Based on a wide variety of metrics, the Part D program has been successful beyond expectations even in its infancy. Beneficiaries have meaningful choices for drug coverage at a cost that is much lower than originally estimated. CMS is concerned that efforts to adopt Medicaid’s rebate structure or any other form of government price-control for Medicare Part D would undermine these important successes and could have far-reaching impacts in the health care market beyond the Federal sector.
Thank you again for the opportunity to speak with you today. I look forward to answering your questions.
1These figures are calculated based on plan bid submissions and do not reflect beneficiaries’ actual enrollment choices.
2Source: Wall Street Journal/Harris Poll (January 2008), Medicare Today Survey (October 2007), Medicare Rx Network (November 2007), CMS Internal Survey (January 2008).
3Sources: (1) J.D. Power and Associates 2006 Medicare Part D Beneficiary Satisfaction Study, September 2006. (2) WSJ Online/Harris Interactive Health-Care Poll, conducted by Harris Interactive® between October 27 and 31, 2006 for The Wall Street Journal Online’s Health Industry Edition (www.wsj.com/health). (3) AHIP Survey: Tracking Seniors Who Self-Enrolled in the Medicare Prescription Drug Benefit, September 2006. (4) Kaiser Family Foundation.
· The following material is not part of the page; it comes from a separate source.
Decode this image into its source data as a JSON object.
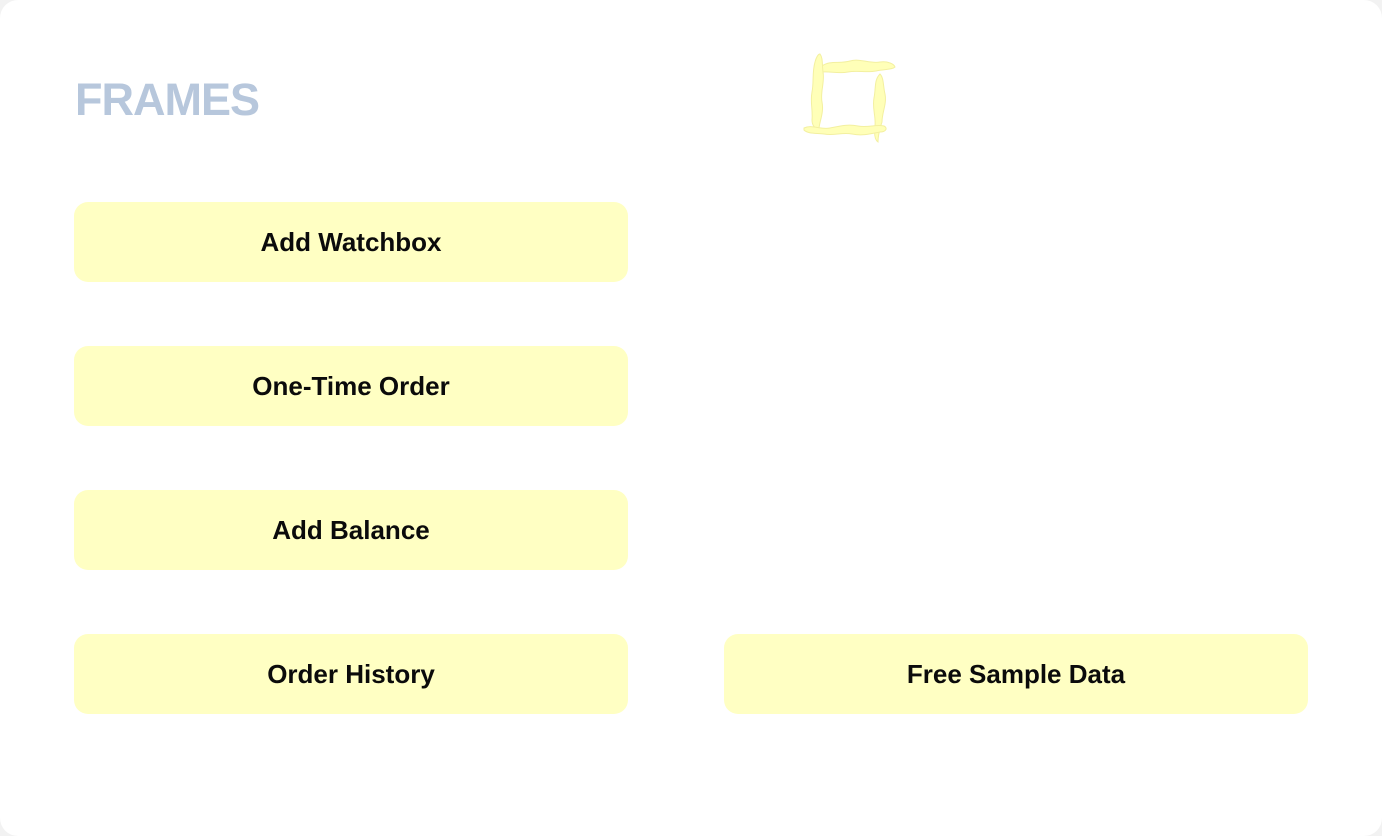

Seniors’ Early Experiences with Their Medicare Drug Plans, June 2006.
4Source: Seniors Impressions about Medicare Part Rx: Second Year Update, Medicare Today Survey, October 2007. http://www.medicaretoday.org/.
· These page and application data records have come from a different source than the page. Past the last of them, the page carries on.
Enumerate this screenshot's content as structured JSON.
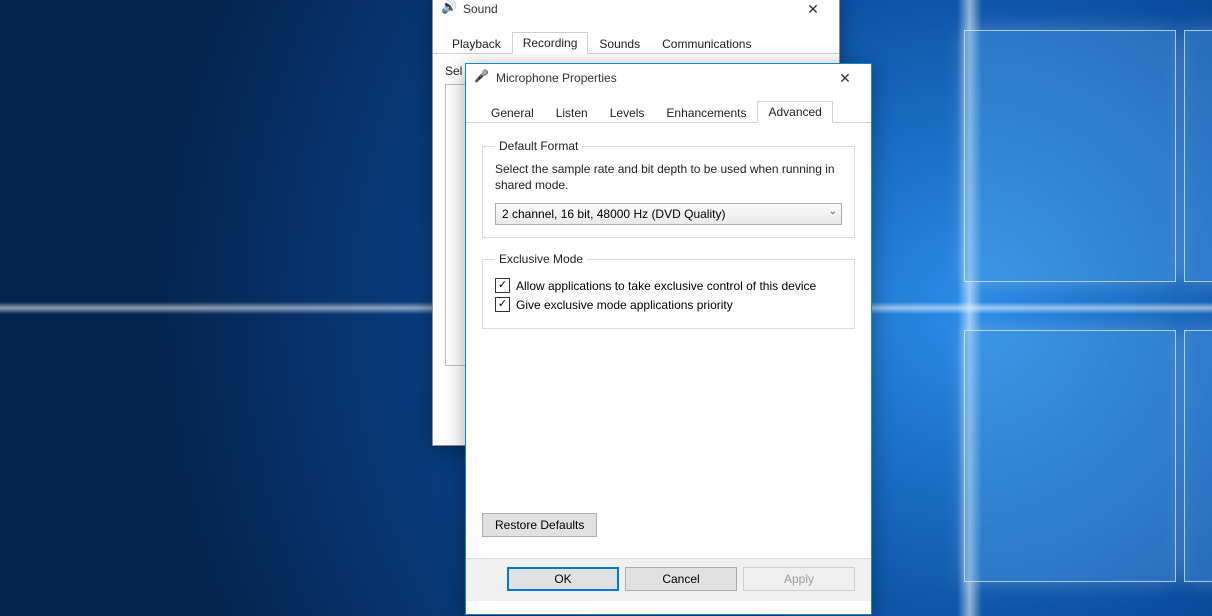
{
  "sound_window": {
    "title": "Sound",
    "tabs": [
      "Playback",
      "Recording",
      "Sounds",
      "Communications"
    ],
    "active_tab_index": 1,
    "body_hint_prefix": "Sel"
  },
  "mic_window": {
    "title": "Microphone Properties",
    "tabs": [
      "General",
      "Listen",
      "Levels",
      "Enhancements",
      "Advanced"
    ],
    "active_tab_index": 4,
    "default_format": {
      "legend": "Default Format",
      "help": "Select the sample rate and bit depth to be used when running in shared mode.",
      "selected": "2 channel, 16 bit, 48000 Hz (DVD Quality)"
    },
    "exclusive_mode": {
      "legend": "Exclusive Mode",
      "allow_label": "Allow applications to take exclusive control of this device",
      "allow_checked": true,
      "priority_label": "Give exclusive mode applications priority",
      "priority_checked": true
    },
    "restore_defaults_label": "Restore Defaults",
    "buttons": {
      "ok": "OK",
      "cancel": "Cancel",
      "apply": "Apply"
    }
  }
}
7 HHS Press Release, HHS Announces More Than 90 Percent Of Medicare Beneficiaries Will Have Access To A Lower Premium Drug Plan in 2008, September 27, 2007.
9Source: CMS Press Release, Medicare Prescription Drug Benefits Projected Costs Continue to Drop; Part D Attracts New Beneficiaries and Achieves High Rates of Satisfaction, January 31, 2008.
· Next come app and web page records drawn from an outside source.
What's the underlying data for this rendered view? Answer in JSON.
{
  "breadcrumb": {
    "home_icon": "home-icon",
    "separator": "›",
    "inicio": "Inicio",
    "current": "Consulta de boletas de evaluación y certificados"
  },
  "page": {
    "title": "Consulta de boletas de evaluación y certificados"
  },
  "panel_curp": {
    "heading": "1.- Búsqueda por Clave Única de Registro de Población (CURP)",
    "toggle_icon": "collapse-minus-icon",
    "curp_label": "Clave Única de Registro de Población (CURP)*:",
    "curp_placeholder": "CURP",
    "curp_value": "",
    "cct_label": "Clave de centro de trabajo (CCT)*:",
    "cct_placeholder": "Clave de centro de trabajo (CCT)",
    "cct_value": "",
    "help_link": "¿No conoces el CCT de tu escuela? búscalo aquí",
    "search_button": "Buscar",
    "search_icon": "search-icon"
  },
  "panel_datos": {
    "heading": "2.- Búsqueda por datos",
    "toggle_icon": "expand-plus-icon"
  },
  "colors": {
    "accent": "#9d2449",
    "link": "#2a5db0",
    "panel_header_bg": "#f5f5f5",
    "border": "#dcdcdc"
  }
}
10Source: Seniors Impressions about Medicare Part Rx: Second Year Update, Medicare Today Survey, October 2007. http://www.medicaretoday.org/.
11Source: Congressional Budget Office:Prices for Brand-Name Drugs Under Selected Federal Programs, CBO Paper (June 2005), p. 19. http://www.cbo.gov/doc.cfm?index=6481
12 Sources: (1) Congressional Budget Office: How the Medicaid Rebate on Prescription Drugs Affects Pricing in the Pharmaceutical Industry, CBO Paper (January 1996), http://www.cbo.gov/ftpdocs/47xx/doc4750/1996Doc20.pdf. (2) Congressional Budget Office: The Rebate Medicaid Receives on Brand-Name Prescription Drugs, CBO Paper (June 2005).
13Sources: (1) Congressional Budget Office: How the Medicaid Rebate on Prescription Drugs Affects Pricing in the Pharmaceutical Industry, CBO Paper (January 1996); (2) “Changes in Best Price for Outpatient Drugs Purchased by HMOs and Hospitals,” http://archive.gao.gov/t2pbat2/152225.pdf; and (3) Congressional Research Service, “Federal Drug Price Negotiation: Implications for Medicare Part D” http://www.law.fsu.edu/gpc2007/CongResServCRSRL33782_MedicarePrice%20Negotiation.pdf.
14 Congressional Budget Office: How the Medicaid Rebate on Prescription Drugs Affects Pricing in the Pharmaceutical Industry, CBO Paper (January 1996).
15 “Changes in Best Price for Outpatient Drugs Purchased by HMOs and Hospitals,” http://archive.gao.gov/t2pbat2/152225.pdf
16 Congressional Budget Office: The Rebate Medicaid Receives on Brand-Name Prescription Drugs, CBO Paper (June 2005).
17 Congressional Budget Office: Issues in Designing a Prescription Drug Benefit for Medicare, CBO Paper (October 2002), p. 11. http://www.cbo.gov/ftpdocs/39xx/doc3960/10-30-PrescriptionDrug.pdf
18 Congressional Budget Office: The Rebate Medicaid Receives on Brand-Name Prescription Drugs, CBO Paper (June 2005).
Last revised: June 18, 2013